Please write out the listing exactly, with nothing altered.

**INPUT RECORDS**
=== Section Start ===

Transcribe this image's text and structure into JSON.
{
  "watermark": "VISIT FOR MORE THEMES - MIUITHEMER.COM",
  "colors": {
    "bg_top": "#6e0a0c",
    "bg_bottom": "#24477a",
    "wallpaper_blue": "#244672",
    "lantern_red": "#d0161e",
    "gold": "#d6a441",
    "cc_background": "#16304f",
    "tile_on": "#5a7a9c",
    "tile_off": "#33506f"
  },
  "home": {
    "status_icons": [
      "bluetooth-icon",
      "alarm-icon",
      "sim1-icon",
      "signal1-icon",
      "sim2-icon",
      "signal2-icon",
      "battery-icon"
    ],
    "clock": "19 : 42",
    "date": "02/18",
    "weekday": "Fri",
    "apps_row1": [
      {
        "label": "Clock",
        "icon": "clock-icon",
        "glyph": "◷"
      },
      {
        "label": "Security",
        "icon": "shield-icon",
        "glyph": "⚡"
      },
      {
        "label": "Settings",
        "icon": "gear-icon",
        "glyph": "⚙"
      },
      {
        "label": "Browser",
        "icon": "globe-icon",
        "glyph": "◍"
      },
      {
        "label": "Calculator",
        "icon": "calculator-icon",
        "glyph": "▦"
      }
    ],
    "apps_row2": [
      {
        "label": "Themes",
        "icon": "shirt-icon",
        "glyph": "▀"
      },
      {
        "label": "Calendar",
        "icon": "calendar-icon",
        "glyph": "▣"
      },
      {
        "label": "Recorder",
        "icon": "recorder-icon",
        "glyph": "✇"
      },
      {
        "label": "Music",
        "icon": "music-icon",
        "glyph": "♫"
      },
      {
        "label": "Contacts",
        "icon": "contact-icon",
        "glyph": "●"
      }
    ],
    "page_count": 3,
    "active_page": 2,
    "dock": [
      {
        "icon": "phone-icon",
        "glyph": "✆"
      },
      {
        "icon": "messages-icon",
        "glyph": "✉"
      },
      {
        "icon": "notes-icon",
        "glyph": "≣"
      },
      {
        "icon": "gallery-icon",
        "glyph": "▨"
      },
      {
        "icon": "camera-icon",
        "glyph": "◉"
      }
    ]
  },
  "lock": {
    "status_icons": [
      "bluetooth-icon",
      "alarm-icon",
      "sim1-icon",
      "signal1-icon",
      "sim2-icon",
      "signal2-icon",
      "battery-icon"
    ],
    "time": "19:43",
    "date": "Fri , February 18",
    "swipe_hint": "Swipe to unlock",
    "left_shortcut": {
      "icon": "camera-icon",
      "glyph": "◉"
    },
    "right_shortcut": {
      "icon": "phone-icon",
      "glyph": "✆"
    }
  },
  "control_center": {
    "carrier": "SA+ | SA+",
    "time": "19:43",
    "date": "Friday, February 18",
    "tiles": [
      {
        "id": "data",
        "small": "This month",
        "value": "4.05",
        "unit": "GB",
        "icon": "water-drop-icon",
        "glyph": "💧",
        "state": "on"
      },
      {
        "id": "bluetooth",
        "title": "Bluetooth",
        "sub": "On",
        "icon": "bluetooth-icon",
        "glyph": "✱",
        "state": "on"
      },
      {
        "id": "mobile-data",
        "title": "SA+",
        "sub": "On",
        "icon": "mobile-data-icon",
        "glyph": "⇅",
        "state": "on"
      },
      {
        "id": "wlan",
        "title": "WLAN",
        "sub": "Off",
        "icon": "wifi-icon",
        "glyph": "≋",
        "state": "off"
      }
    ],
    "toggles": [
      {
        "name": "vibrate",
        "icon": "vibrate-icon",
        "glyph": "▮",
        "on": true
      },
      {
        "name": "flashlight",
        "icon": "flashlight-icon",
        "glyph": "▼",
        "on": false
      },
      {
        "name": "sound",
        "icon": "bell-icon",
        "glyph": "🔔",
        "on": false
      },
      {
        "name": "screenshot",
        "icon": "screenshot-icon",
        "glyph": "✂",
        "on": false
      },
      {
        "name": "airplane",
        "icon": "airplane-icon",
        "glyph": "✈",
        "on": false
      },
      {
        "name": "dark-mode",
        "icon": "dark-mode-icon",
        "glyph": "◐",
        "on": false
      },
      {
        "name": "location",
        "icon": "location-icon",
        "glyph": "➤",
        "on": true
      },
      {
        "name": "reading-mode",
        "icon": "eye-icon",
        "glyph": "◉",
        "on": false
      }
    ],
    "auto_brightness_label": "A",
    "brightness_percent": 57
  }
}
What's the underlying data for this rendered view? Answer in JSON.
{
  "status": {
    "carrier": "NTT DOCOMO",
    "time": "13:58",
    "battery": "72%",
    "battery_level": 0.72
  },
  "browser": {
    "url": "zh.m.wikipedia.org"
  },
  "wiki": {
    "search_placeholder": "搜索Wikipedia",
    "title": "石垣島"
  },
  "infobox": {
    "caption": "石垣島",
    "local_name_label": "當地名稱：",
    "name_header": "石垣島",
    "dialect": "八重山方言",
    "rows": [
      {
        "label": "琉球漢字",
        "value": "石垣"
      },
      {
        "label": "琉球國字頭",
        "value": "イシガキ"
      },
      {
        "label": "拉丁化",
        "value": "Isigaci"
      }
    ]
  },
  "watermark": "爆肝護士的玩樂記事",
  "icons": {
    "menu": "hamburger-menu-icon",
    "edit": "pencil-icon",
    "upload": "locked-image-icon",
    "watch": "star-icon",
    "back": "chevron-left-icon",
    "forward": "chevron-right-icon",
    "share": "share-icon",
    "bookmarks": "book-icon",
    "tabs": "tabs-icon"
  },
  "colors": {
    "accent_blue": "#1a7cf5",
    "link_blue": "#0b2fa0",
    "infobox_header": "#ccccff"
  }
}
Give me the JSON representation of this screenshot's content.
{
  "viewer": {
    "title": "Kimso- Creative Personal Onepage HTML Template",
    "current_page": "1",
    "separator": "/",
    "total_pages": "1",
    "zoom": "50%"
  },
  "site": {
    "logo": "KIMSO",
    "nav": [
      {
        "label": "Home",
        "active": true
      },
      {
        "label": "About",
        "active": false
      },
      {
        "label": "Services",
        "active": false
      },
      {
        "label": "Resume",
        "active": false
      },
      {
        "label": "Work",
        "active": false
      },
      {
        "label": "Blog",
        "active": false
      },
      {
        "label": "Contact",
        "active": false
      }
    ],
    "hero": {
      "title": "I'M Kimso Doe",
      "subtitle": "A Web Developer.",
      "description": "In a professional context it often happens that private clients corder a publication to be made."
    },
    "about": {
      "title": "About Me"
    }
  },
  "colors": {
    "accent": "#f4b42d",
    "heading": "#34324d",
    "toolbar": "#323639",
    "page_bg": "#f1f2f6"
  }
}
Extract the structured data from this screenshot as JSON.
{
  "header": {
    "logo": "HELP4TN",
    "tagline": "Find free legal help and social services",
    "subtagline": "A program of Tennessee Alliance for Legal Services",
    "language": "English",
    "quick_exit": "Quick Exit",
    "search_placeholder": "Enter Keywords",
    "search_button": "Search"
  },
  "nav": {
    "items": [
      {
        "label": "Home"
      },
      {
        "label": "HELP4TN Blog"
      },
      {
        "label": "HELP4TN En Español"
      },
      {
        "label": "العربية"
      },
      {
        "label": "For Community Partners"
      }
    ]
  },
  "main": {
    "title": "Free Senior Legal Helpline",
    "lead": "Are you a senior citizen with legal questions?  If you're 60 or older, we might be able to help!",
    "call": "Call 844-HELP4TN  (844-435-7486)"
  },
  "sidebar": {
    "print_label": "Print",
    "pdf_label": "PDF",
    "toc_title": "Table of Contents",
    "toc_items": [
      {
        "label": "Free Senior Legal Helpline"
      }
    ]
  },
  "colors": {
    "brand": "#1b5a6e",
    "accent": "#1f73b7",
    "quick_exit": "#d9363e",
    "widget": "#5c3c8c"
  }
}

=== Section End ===

**WRITTEN RESPONSE**
Transcribe this image's text and structure into JSON.
{
  "watermark": "VISIT FOR MORE THEMES - MIUITHEMER.COM",
  "colors": {
    "bg_top": "#6e0a0c",
    "bg_bottom": "#24477a",
    "wallpaper_blue": "#244672",
    "lantern_red": "#d0161e",
    "gold": "#d6a441",
    "cc_background": "#16304f",
    "tile_on": "#5a7a9c",
    "tile_off": "#33506f"
  },
  "home": {
    "status_icons": [
      "bluetooth-icon",
      "alarm-icon",
      "sim1-icon",
      "signal1-icon",
      "sim2-icon",
      "signal2-icon",
      "battery-icon"
    ],
    "clock": "19 : 42",
    "date": "02/18",
    "weekday": "Fri",
    "apps_row1": [
      {
        "label": "Clock",
        "icon": "clock-icon",
        "glyph": "◷"
      },
      {
        "label": "Security",
        "icon": "shield-icon",
        "glyph": "⚡"
      },
      {
        "label": "Settings",
        "icon": "gear-icon",
        "glyph": "⚙"
      },
      {
        "label": "Browser",
        "icon": "globe-icon",
        "glyph": "◍"
      },
      {
        "label": "Calculator",
        "icon": "calculator-icon",
        "glyph": "▦"
      }
    ],
    "apps_row2": [
      {
        "label": "Themes",
        "icon": "shirt-icon",
        "glyph": "▀"
      },
      {
        "label": "Calendar",
        "icon": "calendar-icon",
        "glyph": "▣"
      },
      {
        "label": "Recorder",
        "icon": "recorder-icon",
        "glyph": "✇"
      },
      {
        "label": "Music",
        "icon": "music-icon",
        "glyph": "♫"
      },
      {
        "label": "Contacts",
        "icon": "contact-icon",
        "glyph": "●"
      }
    ],
    "page_count": 3,
    "active_page": 2,
    "dock": [
      {
        "icon": "phone-icon",
        "glyph": "✆"
      },
      {
        "icon": "messages-icon",
        "glyph": "✉"
      },
      {
        "icon": "notes-icon",
        "glyph": "≣"
      },
      {
        "icon": "gallery-icon",
        "glyph": "▨"
      },
      {
        "icon": "camera-icon",
        "glyph": "◉"
      }
    ]
  },
  "lock": {
    "status_icons": [
      "bluetooth-icon",
      "alarm-icon",
      "sim1-icon",
      "signal1-icon",
      "sim2-icon",
      "signal2-icon",
      "battery-icon"
    ],
    "time": "19:43",
    "date": "Fri , February 18",
    "swipe_hint": "Swipe to unlock",
    "left_shortcut": {
      "icon": "camera-icon",
      "glyph": "◉"
    },
    "right_shortcut": {
      "icon": "phone-icon",
      "glyph": "✆"
    }
  },
  "control_center": {
    "carrier": "SA+ | SA+",
    "time": "19:43",
    "date": "Friday, February 18",
    "tiles": [
      {
        "id": "data",
        "small": "This month",
        "value": "4.05",
        "unit": "GB",
        "icon": "water-drop-icon",
        "glyph": "💧",
        "state": "on"
      },
      {
        "id": "bluetooth",
        "title": "Bluetooth",
        "sub": "On",
        "icon": "bluetooth-icon",
        "glyph": "✱",
        "state": "on"
      },
      {
        "id": "mobile-data",
        "title": "SA+",
        "sub": "On",
        "icon": "mobile-data-icon",
        "glyph": "⇅",
        "state": "on"
      },
      {
        "id": "wlan",
        "title": "WLAN",
        "sub": "Off",
        "icon": "wifi-icon",
        "glyph": "≋",
        "state": "off"
      }
    ],
    "toggles": [
      {
        "name": "vibrate",
        "icon": "vibrate-icon",
        "glyph": "▮",
        "on": true
      },
      {
        "name": "flashlight",
        "icon": "flashlight-icon",
        "glyph": "▼",
        "on": false
      },
      {
        "name": "sound",
        "icon": "bell-icon",
        "glyph": "🔔",
        "on": false
      },
      {
        "name": "screenshot",
        "icon": "screenshot-icon",
        "glyph": "✂",
        "on": false
      },
      {
        "name": "airplane",
        "icon": "airplane-icon",
        "glyph": "✈",
        "on": false
      },
      {
        "name": "dark-mode",
        "icon": "dark-mode-icon",
        "glyph": "◐",
        "on": false
      },
      {
        "name": "location",
        "icon": "location-icon",
        "glyph": "➤",
        "on": true
      },
      {
        "name": "reading-mode",
        "icon": "eye-icon",
        "glyph": "◉",
        "on": false
      }
    ],
    "auto_brightness_label": "A",
    "brightness_percent": 57
  }
}
What's the underlying data for this rendered view? Answer in JSON.
{
  "status": {
    "carrier": "NTT DOCOMO",
    "time": "13:58",
    "battery": "72%",
    "battery_level": 0.72
  },
  "browser": {
    "url": "zh.m.wikipedia.org"
  },
  "wiki": {
    "search_placeholder": "搜索Wikipedia",
    "title": "石垣島"
  },
  "infobox": {
    "caption": "石垣島",
    "local_name_label": "當地名稱：",
    "name_header": "石垣島",
    "dialect": "八重山方言",
    "rows": [
      {
        "label": "琉球漢字",
        "value": "石垣"
      },
      {
        "label": "琉球國字頭",
        "value": "イシガキ"
      },
      {
        "label": "拉丁化",
        "value": "Isigaci"
      }
    ]
  },
  "watermark": "爆肝護士的玩樂記事",
  "icons": {
    "menu": "hamburger-menu-icon",
    "edit": "pencil-icon",
    "upload": "locked-image-icon",
    "watch": "star-icon",
    "back": "chevron-left-icon",
    "forward": "chevron-right-icon",
    "share": "share-icon",
    "bookmarks": "book-icon",
    "tabs": "tabs-icon"
  },
  "colors": {
    "accent_blue": "#1a7cf5",
    "link_blue": "#0b2fa0",
    "infobox_header": "#ccccff"
  }
}
Give me the JSON representation of this screenshot's content.
{
  "viewer": {
    "title": "Kimso- Creative Personal Onepage HTML Template",
    "current_page": "1",
    "separator": "/",
    "total_pages": "1",
    "zoom": "50%"
  },
  "site": {
    "logo": "KIMSO",
    "nav": [
      {
        "label": "Home",
        "active": true
      },
      {
        "label": "About",
        "active": false
      },
      {
        "label": "Services",
        "active": false
      },
      {
        "label": "Resume",
        "active": false
      },
      {
        "label": "Work",
        "active": false
      },
      {
        "label": "Blog",
        "active": false
      },
      {
        "label": "Contact",
        "active": false
      }
    ],
    "hero": {
      "title": "I'M Kimso Doe",
      "subtitle": "A Web Developer.",
      "description": "In a professional context it often happens that private clients corder a publication to be made."
    },
    "about": {
      "title": "About Me"
    }
  },
  "colors": {
    "accent": "#f4b42d",
    "heading": "#34324d",
    "toolbar": "#323639",
    "page_bg": "#f1f2f6"
  }
}
Extract the structured data from this screenshot as JSON.
{
  "header": {
    "logo": "HELP4TN",
    "tagline": "Find free legal help and social services",
    "subtagline": "A program of Tennessee Alliance for Legal Services",
    "language": "English",
    "quick_exit": "Quick Exit",
    "search_placeholder": "Enter Keywords",
    "search_button": "Search"
  },
  "nav": {
    "items": [
      {
        "label": "Home"
      },
      {
        "label": "HELP4TN Blog"
      },
      {
        "label": "HELP4TN En Español"
      },
      {
        "label": "العربية"
      },
      {
        "label": "For Community Partners"
      }
    ]
  },
  "main": {
    "title": "Free Senior Legal Helpline",
    "lead": "Are you a senior citizen with legal questions?  If you're 60 or older, we might be able to help!",
    "call": "Call 844-HELP4TN  (844-435-7486)"
  },
  "sidebar": {
    "print_label": "Print",
    "pdf_label": "PDF",
    "toc_title": "Table of Contents",
    "toc_items": [
      {
        "label": "Free Senior Legal Helpline"
      }
    ]
  },
  "colors": {
    "brand": "#1b5a6e",
    "accent": "#1f73b7",
    "quick_exit": "#d9363e",
    "widget": "#5c3c8c"
  }
}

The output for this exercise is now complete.